James Brooks, the family’s next door neighbor had been on ongoing source of annoyance for Christine and Susan. The neighbors squabbled over foliage that bordered the property line. However, Christine and Susan were unaware that Brooks’ anger went far beyond overgrown trees and brush; Brooks was a homophobe and disapproved of Christine’s and Susan’s lifestyle. On that ill-fated day in May, Brooks gunned Christine and Susan down in their driveway in broad daylight – with little concern for their lives, their families or Joshua Puckett. “I had to do it,” is all Brooks offered as an explanation.
For Joshua, however, May 5, 1992 was far less inconsequential.
It was a typical spring day. Following track practice, Joshua was surprised when his grandfather showed up to pick him up instead of Christine.
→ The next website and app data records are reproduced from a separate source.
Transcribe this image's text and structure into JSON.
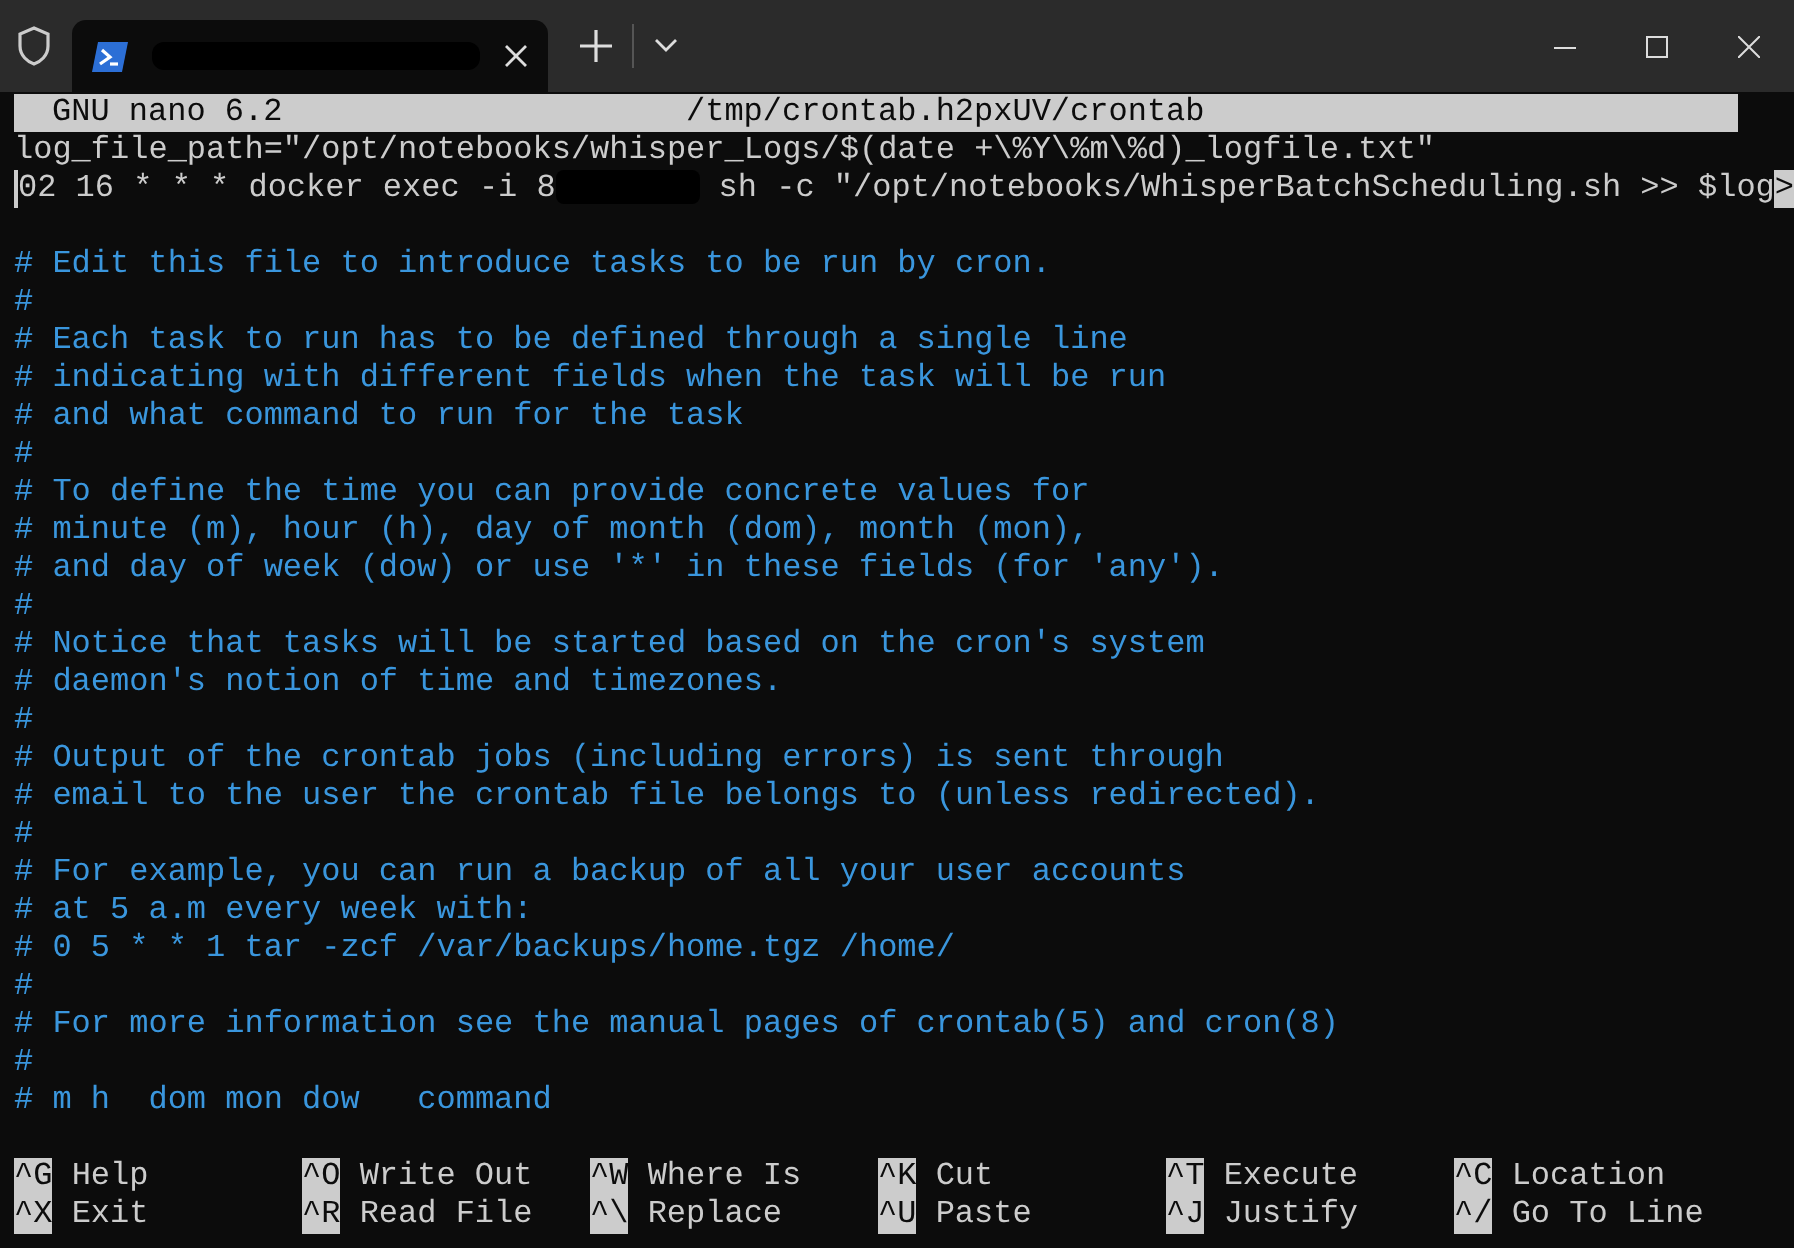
{
  "header": {
    "app": "GNU nano 6.2",
    "file": "/tmp/crontab.h2pxUV/crontab"
  },
  "lines": [
    {
      "kind": "text",
      "text": "log_file_path=\"/opt/notebooks/whisper_Logs/$(date +\\%Y\\%m\\%d)_logfile.txt\""
    },
    {
      "kind": "redacted",
      "before": "02 16 * * * docker exec -i 8",
      "after": " sh -c \"/opt/notebooks/WhisperBatchScheduling.sh >> $log",
      "overflow": ">"
    },
    {
      "kind": "blank"
    },
    {
      "kind": "comment",
      "text": "# Edit this file to introduce tasks to be run by cron."
    },
    {
      "kind": "comment",
      "text": "#"
    },
    {
      "kind": "comment",
      "text": "# Each task to run has to be defined through a single line"
    },
    {
      "kind": "comment",
      "text": "# indicating with different fields when the task will be run"
    },
    {
      "kind": "comment",
      "text": "# and what command to run for the task"
    },
    {
      "kind": "comment",
      "text": "#"
    },
    {
      "kind": "comment",
      "text": "# To define the time you can provide concrete values for"
    },
    {
      "kind": "comment",
      "text": "# minute (m), hour (h), day of month (dom), month (mon),"
    },
    {
      "kind": "comment",
      "text": "# and day of week (dow) or use '*' in these fields (for 'any')."
    },
    {
      "kind": "comment",
      "text": "#"
    },
    {
      "kind": "comment",
      "text": "# Notice that tasks will be started based on the cron's system"
    },
    {
      "kind": "comment",
      "text": "# daemon's notion of time and timezones."
    },
    {
      "kind": "comment",
      "text": "#"
    },
    {
      "kind": "comment",
      "text": "# Output of the crontab jobs (including errors) is sent through"
    },
    {
      "kind": "comment",
      "text": "# email to the user the crontab file belongs to (unless redirected)."
    },
    {
      "kind": "comment",
      "text": "#"
    },
    {
      "kind": "comment",
      "text": "# For example, you can run a backup of all your user accounts"
    },
    {
      "kind": "comment",
      "text": "# at 5 a.m every week with:"
    },
    {
      "kind": "comment",
      "text": "# 0 5 * * 1 tar -zcf /var/backups/home.tgz /home/"
    },
    {
      "kind": "comment",
      "text": "#"
    },
    {
      "kind": "comment",
      "text": "# For more information see the manual pages of crontab(5) and cron(8)"
    },
    {
      "kind": "comment",
      "text": "#"
    },
    {
      "kind": "comment",
      "text": "# m h  dom mon dow   command"
    },
    {
      "kind": "blank"
    }
  ],
  "shortcuts": [
    [
      {
        "key": "^G",
        "label": "Help"
      },
      {
        "key": "^O",
        "label": "Write Out"
      },
      {
        "key": "^W",
        "label": "Where Is"
      },
      {
        "key": "^K",
        "label": "Cut"
      },
      {
        "key": "^T",
        "label": "Execute"
      },
      {
        "key": "^C",
        "label": "Location"
      }
    ],
    [
      {
        "key": "^X",
        "label": "Exit"
      },
      {
        "key": "^R",
        "label": "Read File"
      },
      {
        "key": "^\\",
        "label": "Replace"
      },
      {
        "key": "^U",
        "label": "Paste"
      },
      {
        "key": "^J",
        "label": "Justify"
      },
      {
        "key": "^/",
        "label": "Go To Line"
      }
    ]
  ]
}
His grandfather escorted him back into the school where Joshua was informed that his mother had died. Joshua was advised that “all things happen for a reason” and “everything is God’s plan.” Those words were the only counseling/guidance the grieving boy received subsequent to the murder of his family.
Joshua’s grandfather took him “home” to gather what he needed to start yet another new life. When they arrived, Joshua bore witness to a horrific site no child should ever have to see. News crews were scattered about. In front of Joshua, the driveway displayed bloody chalk outlines delineating the place where Christine Puckett and Susan Pittmann spent the last seconds of their lives. That moment etched into the 14-year old boy’s memories forever. “My heart stopped, my life stopped, my hope for anything normal stopped. I was alone in this world.” – Joshua Puckett
Alone in the World
Joshua began his new life in Livonia, Michigan. He lived with his grandparents for a short time before he moved in with his uncle and prepared for high school. His uncle was a bachelor, didn’t have experience with children and was not equipped to deal with the grieving teenager. Desperately trying to protect Joshua, his grandfather shielded him from James Brooks’ trial and anything to do with the deaths of his mothers.
Joshua made his best attempt at adjusting to his new life and his remaining family did what they could. His aunt took him to Washington DC to see the AIDS Memorial Quilt which included panels memorializing Joseph. Joshua also appeared as a guest on the Gordon Elliott Show where the topic was having homosexual parents. As Joshua pushed through the pain, he began acting out and his behavior became something the family couldn’t gain control over.
Joshua dealt daily with feelings of anger, rage, regret and despair. He started getting in trouble, skipping school, chasing girls, drinking and drugs. It wasn’t long before Joshua ended up in an outward-bound program in Idaho for troubled youth. He was successful in the program, however, when he returned to Michigan, his uncle had kicked him out.
Where the Outcome is Nearly Always Death or Prison
With nowhere else to go Joshua went back into a “system” merciless on teens nearing adulthood. At age 17, Joshua permanently moved in with an older “friend” and was introduced to a lifestyle where drugs and guns were as typical as toilet paper. When the “friend” stole his truck, Joshua knew he could no longer stay there. He turned to another acquaintance who introduced him to a group that agreed to take Joshua in.
For the first time in a long time, Joshua felt he was part of a family. Indifferent to the fact that his new family was a gang (referred to as the IGMs or Insane Gangster Mafia), Joshua belonged. He had spent many years living in chaos and struggling to find acceptance and love. The gang lifestyle boasted many qualities that were very attractive to the nomadic teen. But Joshua’s motivation was simple, if not conventional: instant family/best friends and steadfast loyalty. Joshua immediately developed the mind-set that, in exchange for the complimentary acceptance furnished by the IGM’s, Joshua would do whatever it took to fit into gang.